As you explore the environment, certain background items will hold either new heads, or magic pieces that you can collect. Every time you get 100 of these star-type pieces, you will get another chance, should you lose all your heads and die. Exploring the backgrounds is done with a secondary character (initially the moon-cat, Ying-Yang). Moving the right stick will move Ying-Yang (and later, his replacement) around, and if you find an item you think is hiding something, you just have to hit R2 to examine it.
The levels are split into acts and curtains (chapters and levels – 3 curtains per act), and the multitude of creative boss-fights (some gave me Shadow of Colossus vibes) and generally unique looking levels, combined with tight platforming controls should be enough for any gamer, but Sony Japan have even included fairy tales that are unlocked after each act is completed. Relevant to the plot, fleshing out details and backstory of the players, these are gorgeous, partially animated books that are narrated by the same person narrating the game itself.

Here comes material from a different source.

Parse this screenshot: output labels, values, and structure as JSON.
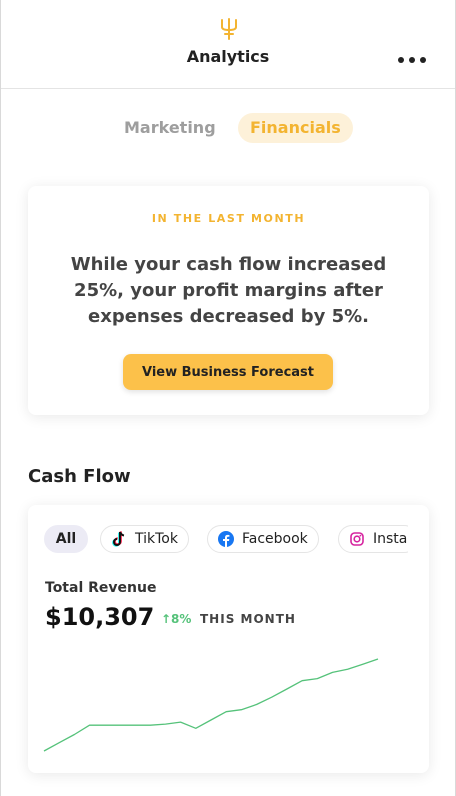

Maybe I’m the only one who has been surprised by Puppeteer, but this is a game that has come completely out of left-field, utterly blown me away, and left me wondering why other games can’t be as creative, as gorgeous, as clever and inclusive as this one. Puppeteer appears to appeal to every demographic, despite moments of darkness here and there, the visual style alone elevates this one from casual passing interest, to a must-buy. Throw in the excellent controls, ideas that feel fresh and new, and by now you should be getting the picture: this is one to watch very, very closely. With this generation drawing to a close, it’s incredible that Sony just keep bringing us these high-quality games, it really is.